Eccentric Thai king’s flying visits ensure a colourful German lockdown
Maha Vajiralongkorn was given permission to self-isolate with a 20-member harem in Bavaria
Thailand’s King Maha Vajiralongkorn arrives to pay respects at the King Rama I monument to mark Chakri Memorial Day that honours the founding of the ruling Chakri Dynasty in Bangkok on April 6th, 2020. Photograph: Athit Perawongmetha/AFP via Getty
If the world didn’t already have a musical about an eccentric Thai king, now would be the time to write one.
With much of the globe in coronavirus lockdown, Maha Vajiralongkorn of Thailand is commuting back and forth between his homeland and Germany in a bid to secure the lead role in The Playboy King & I.
On Monday the 67-year-old monarch was expected to preside over celebrations to mark the establishment of the current Chakri family royal dynasty in 1782.
But it was just a flying visit for the controversial ruler, and he was expected to fly afterwards back to Bavaria where he has been a welcome distraction for Germans in the coronavirus crisis.
But even before his 18,000km return trip to Thailand, many Germans have wondered why the Thai king appears to be living in a very different lockdown to them.
While most hotels in Germany have closed, in line with coronavirus restrictions, the king was given special permission to self-isolate with a 20-member harem in the Grand Hotel Sonnenbichl in Bavaria’s Garmisch-Partenkirchen, a winter sport resort.
While Germans are allowed outdoors once a day for a short walk or exercise, the king is jetting around the country on short-hop flights: to Baden-Baden, Dresden, Leipzig and Hanover.
Using a full-sized Boeing 737-800 just for himself, the king is reportedly a fan of “touch-and-go” flights in which the plane takes off again after only a brief touch-down.
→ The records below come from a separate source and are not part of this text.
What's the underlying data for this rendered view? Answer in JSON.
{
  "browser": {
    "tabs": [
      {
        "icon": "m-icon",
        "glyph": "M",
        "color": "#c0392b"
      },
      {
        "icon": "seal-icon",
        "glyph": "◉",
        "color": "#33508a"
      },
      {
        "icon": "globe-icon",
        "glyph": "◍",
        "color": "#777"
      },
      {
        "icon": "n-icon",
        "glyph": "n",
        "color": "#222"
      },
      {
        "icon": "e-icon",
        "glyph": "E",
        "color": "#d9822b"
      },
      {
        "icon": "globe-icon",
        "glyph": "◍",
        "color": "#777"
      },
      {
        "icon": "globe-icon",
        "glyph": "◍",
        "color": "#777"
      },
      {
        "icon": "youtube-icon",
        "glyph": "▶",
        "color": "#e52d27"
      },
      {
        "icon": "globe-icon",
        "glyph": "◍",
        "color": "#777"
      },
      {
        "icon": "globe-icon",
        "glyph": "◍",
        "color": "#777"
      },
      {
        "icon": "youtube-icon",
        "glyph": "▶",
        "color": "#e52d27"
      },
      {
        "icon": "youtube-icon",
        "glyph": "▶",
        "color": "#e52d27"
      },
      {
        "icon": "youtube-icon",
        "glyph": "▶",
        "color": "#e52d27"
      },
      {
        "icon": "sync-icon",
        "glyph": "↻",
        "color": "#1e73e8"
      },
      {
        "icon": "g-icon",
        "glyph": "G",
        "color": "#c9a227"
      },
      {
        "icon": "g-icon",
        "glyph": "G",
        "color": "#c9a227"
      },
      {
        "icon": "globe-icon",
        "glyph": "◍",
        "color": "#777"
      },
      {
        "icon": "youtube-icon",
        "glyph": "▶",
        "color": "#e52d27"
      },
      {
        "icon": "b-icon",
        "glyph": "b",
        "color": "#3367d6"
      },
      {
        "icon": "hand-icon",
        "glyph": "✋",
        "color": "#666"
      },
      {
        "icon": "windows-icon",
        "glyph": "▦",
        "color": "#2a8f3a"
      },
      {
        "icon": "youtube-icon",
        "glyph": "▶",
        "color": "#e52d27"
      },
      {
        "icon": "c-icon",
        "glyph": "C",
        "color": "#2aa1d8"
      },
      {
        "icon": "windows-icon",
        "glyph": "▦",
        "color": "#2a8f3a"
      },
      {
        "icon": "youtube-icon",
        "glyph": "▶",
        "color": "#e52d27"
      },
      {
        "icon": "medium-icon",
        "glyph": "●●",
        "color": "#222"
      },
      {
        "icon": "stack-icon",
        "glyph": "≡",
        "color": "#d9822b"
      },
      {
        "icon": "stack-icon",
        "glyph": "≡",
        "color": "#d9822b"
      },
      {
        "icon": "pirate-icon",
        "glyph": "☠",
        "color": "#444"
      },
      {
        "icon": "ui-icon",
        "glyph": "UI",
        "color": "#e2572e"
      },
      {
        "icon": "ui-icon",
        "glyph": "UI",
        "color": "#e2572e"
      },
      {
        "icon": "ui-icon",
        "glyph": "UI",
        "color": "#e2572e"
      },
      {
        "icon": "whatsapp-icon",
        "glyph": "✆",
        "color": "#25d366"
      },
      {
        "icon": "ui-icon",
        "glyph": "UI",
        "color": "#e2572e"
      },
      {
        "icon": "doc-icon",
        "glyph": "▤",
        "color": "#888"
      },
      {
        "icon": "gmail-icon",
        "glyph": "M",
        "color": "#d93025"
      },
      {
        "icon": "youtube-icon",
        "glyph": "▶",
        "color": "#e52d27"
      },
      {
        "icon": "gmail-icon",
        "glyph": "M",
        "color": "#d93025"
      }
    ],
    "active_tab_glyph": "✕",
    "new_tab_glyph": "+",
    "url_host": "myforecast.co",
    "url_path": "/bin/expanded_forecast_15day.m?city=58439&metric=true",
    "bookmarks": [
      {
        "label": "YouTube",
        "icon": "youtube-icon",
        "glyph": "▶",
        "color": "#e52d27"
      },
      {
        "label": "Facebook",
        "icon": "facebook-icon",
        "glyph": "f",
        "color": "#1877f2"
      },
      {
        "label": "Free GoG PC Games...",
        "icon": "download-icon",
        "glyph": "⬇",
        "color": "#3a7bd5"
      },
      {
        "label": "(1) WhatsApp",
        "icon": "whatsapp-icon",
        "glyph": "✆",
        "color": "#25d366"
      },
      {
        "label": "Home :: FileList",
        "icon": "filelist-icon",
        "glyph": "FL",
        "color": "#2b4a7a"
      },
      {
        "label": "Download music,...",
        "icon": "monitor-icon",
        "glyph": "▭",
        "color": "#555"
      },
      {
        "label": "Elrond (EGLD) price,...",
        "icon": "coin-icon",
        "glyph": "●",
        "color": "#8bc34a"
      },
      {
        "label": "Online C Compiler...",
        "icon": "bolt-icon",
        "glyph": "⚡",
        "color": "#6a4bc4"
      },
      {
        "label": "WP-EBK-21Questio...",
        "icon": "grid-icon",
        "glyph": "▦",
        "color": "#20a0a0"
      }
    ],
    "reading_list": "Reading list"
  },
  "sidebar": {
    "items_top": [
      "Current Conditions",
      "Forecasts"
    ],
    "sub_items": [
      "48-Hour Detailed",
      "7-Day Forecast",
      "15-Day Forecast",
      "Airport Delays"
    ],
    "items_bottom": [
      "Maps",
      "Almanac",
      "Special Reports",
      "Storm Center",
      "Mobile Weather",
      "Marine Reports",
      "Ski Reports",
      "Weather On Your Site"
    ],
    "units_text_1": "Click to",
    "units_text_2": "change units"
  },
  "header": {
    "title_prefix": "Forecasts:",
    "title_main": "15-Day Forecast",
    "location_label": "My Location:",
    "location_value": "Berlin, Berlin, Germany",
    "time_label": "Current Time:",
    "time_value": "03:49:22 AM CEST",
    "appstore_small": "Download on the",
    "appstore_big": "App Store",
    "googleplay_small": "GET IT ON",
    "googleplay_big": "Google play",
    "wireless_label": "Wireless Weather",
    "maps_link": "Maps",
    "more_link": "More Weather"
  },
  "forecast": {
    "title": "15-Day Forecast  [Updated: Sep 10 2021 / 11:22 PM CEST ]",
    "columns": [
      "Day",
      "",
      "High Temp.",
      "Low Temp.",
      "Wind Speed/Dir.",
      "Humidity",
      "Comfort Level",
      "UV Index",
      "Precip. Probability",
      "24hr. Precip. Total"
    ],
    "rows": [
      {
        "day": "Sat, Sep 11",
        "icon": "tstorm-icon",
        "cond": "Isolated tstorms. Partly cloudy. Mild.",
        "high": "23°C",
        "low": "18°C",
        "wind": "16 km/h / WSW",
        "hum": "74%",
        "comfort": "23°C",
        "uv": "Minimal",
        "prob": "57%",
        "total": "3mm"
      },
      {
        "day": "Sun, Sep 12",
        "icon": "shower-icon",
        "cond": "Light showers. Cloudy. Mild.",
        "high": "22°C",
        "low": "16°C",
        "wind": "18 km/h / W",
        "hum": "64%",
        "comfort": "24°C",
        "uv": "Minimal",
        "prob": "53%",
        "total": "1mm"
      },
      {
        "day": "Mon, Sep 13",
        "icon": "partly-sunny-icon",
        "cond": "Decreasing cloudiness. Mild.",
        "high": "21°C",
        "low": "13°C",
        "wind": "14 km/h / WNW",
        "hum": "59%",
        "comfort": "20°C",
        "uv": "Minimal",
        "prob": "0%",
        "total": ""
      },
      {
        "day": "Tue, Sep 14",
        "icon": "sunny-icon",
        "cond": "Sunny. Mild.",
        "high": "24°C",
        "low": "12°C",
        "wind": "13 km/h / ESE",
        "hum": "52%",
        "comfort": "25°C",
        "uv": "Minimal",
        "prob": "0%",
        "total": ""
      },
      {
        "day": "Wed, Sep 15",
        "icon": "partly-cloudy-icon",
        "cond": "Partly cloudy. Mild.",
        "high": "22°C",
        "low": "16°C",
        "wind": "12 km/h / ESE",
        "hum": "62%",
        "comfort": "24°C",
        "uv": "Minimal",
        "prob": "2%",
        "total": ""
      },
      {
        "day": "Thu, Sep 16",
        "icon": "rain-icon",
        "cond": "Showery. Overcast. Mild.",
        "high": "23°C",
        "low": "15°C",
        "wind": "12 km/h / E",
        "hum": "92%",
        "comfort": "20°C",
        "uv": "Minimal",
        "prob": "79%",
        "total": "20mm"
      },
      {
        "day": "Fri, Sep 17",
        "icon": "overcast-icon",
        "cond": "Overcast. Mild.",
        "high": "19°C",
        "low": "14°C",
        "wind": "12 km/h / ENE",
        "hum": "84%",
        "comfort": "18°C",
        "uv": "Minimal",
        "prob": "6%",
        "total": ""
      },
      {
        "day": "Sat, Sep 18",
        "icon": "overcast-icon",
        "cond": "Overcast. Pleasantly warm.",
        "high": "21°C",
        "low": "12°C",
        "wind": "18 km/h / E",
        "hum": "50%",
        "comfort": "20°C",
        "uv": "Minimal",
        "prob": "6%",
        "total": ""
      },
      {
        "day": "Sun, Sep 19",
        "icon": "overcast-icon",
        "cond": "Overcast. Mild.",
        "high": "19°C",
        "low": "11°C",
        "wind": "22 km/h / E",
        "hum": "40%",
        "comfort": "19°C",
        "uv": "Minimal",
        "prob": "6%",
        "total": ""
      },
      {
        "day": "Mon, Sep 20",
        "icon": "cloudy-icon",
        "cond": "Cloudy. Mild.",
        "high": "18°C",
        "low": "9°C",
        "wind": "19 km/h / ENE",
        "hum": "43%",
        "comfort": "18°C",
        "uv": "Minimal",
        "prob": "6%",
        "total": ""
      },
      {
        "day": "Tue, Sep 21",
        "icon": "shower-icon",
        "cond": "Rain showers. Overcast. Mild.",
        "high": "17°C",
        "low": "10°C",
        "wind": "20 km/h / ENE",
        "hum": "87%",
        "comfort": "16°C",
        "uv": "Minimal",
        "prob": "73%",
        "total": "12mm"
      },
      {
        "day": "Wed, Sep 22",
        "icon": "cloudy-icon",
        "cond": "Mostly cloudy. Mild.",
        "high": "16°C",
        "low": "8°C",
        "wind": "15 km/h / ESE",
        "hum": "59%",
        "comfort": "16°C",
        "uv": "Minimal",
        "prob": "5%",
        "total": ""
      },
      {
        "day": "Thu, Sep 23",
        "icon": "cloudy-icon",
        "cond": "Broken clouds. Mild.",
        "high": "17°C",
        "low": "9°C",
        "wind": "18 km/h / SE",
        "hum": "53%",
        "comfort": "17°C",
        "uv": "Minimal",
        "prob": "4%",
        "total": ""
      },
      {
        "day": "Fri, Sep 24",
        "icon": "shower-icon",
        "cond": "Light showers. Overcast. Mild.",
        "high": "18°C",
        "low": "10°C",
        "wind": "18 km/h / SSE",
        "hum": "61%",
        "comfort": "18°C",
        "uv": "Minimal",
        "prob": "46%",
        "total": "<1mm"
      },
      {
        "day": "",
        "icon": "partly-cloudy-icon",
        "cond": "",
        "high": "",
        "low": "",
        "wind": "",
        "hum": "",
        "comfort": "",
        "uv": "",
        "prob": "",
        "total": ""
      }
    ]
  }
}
German aviation experts believe the king is flying the plane himself to keep up the minimum number of flight hours required for a pilot’s licence.
For years as crown prince, Thais have looked on in amazement and amusement at his antics, in particular his push to suppress an image of himself in a crop top with fake tattoos, enjoying an ice cream in a German shopping centre.
He was crowned king last May, nearly three years after his father’s death, in a six-hour ceremony that cost a reported €29 million. Since becoming king, the married monarch took on a royal consort but stripped her of the title again months later for “disrespectful” behaviour to the queen.
His current wife, a former bodyguard, is his fourth. He married his first wife, a cousin, in 1977 and they had a daughter together. At the same time he had four sons and a daughter with a mistress but when he filed for divorce, in 1993, he accused his wife of adultery. When the subsequent marriage to his mistress collapsed after two years, she fled to the UK and he accused her, too, of adultery.
He kept secret his third marriage, to a waitress, until she gave birth to their son in 2005. At the time the prince said he was anxious to settle down and made his poodle, Foo-Foo, a chief marshall in the Thai air force.
A former US ambassador, in a leaked cable from 2007, recalled how, during a musical interlude at a state banquet, the chief marshall, wearing full evening wear, “jumped up on to the head table and began lapping from the guests’ water glasses, including my own”.
Foo-Foo died in 2015 and was given a full-on four-day Buddhist funeral.
Though a constitutional monarch, the king’s estimated fortune of up to €100 billion, combined with stringent lèse-majesté rules, have kept him largely insulated from criticism or financial concerns.
But with Thailand registering 2,220 confirmed cases of coronavirus on Monday, and 26 deaths, reports of the king’s colourful life in Bavaria have seen a Twitter hashtag trending among his subjects: #whydoweneedaking.